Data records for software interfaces
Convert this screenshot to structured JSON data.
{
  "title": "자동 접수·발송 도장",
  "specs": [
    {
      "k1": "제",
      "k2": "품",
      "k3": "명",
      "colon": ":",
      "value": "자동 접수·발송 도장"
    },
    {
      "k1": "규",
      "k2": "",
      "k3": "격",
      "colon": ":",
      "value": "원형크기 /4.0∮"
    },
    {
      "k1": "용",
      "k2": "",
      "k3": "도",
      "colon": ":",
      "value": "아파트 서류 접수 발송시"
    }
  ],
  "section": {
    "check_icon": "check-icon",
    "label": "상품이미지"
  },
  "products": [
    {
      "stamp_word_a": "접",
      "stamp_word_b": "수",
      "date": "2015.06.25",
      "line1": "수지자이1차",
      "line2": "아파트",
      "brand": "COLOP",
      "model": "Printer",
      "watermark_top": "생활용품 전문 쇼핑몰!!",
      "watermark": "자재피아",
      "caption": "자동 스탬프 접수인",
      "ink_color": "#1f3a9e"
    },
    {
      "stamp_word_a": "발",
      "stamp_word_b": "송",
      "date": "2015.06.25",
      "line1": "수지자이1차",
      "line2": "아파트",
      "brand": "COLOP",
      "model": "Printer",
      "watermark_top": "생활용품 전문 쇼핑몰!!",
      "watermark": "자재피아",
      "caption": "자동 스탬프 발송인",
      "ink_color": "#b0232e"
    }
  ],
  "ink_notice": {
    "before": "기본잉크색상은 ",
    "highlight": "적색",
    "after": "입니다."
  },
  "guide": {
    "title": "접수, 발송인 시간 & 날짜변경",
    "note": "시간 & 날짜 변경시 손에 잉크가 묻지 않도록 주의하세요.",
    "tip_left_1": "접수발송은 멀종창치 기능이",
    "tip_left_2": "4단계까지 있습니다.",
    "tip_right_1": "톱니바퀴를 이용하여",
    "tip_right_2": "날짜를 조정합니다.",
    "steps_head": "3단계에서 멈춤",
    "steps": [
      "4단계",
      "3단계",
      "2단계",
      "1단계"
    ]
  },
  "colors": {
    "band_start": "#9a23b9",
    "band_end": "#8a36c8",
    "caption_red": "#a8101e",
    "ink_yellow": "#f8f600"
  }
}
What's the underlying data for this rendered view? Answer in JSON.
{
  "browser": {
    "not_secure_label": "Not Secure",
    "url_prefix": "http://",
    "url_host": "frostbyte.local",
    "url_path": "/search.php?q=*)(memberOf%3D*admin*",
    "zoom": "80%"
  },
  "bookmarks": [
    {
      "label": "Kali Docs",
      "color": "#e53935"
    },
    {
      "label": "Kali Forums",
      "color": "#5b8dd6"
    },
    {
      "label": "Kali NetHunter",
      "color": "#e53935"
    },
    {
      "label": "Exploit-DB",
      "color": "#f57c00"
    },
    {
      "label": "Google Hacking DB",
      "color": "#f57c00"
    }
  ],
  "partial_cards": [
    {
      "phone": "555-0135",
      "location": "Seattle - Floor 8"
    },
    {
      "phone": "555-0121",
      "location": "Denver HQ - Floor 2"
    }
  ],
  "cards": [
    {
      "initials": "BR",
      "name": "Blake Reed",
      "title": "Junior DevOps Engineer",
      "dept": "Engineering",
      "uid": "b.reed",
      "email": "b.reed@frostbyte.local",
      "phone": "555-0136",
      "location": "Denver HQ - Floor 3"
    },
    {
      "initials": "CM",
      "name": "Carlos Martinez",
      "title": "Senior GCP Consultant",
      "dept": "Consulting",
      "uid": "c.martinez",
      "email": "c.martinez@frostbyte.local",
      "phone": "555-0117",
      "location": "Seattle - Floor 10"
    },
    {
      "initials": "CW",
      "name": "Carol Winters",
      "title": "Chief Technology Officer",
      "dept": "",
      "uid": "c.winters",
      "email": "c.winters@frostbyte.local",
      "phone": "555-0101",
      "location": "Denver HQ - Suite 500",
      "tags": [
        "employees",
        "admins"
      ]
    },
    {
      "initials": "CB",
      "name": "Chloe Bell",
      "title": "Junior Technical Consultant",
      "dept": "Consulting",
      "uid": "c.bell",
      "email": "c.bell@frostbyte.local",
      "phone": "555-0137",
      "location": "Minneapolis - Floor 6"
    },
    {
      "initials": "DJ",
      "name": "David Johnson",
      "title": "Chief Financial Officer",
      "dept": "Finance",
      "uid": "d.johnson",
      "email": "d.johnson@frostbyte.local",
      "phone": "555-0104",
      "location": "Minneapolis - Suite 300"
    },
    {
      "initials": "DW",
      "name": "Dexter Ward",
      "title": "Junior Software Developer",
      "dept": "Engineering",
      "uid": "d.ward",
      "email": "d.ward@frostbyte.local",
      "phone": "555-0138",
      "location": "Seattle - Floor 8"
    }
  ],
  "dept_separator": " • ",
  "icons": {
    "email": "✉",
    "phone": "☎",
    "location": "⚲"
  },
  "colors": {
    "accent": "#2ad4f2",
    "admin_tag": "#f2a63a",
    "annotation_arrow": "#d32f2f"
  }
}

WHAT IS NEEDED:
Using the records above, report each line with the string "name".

EXERCISE ANSWER:
      "name": "Blake Reed",
      "name": "Carlos Martinez",
      "name": "Carol Winters",
      "name": "Chloe Bell",
      "name": "David Johnson",
      "name": "Dexter Ward",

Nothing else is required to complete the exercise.